┌─ Extracted entries

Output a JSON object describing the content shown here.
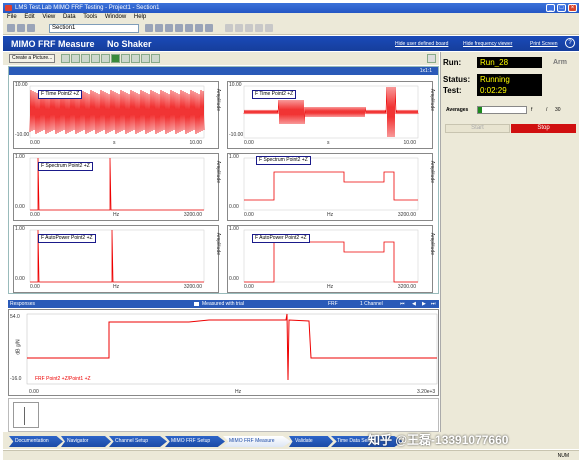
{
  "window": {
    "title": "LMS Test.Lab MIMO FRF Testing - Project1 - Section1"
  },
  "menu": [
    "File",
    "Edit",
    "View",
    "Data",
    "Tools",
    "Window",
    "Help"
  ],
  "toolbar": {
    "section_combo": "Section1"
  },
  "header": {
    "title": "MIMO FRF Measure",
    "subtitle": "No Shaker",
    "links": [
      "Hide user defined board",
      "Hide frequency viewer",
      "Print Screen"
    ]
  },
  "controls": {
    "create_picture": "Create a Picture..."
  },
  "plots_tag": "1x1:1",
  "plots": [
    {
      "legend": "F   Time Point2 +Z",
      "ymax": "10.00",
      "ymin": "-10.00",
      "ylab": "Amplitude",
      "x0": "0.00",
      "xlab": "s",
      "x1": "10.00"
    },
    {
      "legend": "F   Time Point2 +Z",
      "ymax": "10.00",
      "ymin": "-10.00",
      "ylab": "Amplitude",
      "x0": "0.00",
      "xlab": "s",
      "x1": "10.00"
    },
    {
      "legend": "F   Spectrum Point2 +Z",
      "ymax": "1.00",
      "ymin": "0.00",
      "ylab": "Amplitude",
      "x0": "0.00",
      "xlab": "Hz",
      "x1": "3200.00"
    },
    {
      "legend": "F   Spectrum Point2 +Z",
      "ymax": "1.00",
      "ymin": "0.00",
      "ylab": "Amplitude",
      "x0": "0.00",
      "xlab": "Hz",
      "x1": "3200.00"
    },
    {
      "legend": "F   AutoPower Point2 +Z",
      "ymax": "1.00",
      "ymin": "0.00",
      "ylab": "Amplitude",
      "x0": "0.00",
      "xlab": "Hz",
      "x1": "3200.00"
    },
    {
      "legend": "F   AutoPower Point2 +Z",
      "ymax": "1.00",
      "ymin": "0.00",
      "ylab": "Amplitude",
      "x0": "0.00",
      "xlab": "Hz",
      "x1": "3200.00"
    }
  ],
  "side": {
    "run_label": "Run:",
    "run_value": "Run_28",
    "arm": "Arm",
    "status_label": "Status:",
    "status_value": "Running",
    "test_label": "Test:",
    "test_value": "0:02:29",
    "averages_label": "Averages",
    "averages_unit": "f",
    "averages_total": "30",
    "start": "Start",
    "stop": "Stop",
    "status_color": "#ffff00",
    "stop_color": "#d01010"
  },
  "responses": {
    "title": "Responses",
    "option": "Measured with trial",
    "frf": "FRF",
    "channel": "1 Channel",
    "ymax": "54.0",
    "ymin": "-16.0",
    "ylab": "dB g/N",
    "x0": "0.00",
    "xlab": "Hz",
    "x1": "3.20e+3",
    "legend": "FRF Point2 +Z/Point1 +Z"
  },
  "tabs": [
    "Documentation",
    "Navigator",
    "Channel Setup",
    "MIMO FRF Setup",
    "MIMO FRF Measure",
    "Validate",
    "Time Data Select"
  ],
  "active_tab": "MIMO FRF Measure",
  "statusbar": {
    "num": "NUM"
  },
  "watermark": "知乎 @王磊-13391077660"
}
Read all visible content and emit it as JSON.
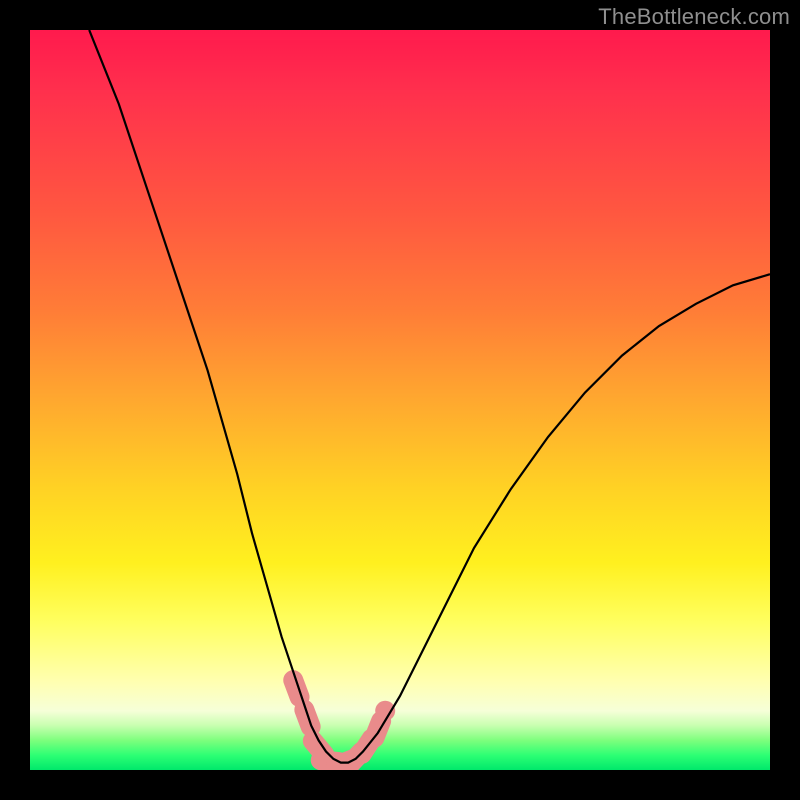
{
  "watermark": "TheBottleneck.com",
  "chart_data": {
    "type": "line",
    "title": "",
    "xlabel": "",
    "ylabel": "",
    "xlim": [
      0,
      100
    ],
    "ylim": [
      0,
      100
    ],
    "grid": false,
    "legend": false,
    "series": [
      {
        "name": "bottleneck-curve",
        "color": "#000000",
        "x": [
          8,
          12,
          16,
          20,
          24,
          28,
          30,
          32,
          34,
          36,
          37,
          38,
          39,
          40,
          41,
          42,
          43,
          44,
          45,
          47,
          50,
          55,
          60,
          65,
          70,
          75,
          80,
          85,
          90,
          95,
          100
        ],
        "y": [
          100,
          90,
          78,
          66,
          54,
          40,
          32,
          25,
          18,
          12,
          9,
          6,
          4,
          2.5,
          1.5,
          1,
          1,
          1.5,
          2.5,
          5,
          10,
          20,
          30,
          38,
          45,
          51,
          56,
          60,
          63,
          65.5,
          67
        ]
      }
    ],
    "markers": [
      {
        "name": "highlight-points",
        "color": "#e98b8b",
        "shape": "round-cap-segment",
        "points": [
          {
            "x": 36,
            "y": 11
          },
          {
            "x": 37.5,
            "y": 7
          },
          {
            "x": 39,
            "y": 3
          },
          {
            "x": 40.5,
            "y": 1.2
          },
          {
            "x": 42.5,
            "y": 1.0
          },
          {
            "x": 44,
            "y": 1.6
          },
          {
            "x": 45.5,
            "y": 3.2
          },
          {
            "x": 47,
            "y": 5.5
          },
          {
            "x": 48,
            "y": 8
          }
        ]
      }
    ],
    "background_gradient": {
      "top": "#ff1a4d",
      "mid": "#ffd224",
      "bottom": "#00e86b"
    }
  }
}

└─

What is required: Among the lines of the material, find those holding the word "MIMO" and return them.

Answer below:
    "title": "LMS Test.Lab MIMO FRF Testing - Project1 - Section1"
    "title": "MIMO FRF Measure",
    "MIMO FRF Setup",
    "MIMO FRF Measure",
  "active_tab": "MIMO FRF Measure",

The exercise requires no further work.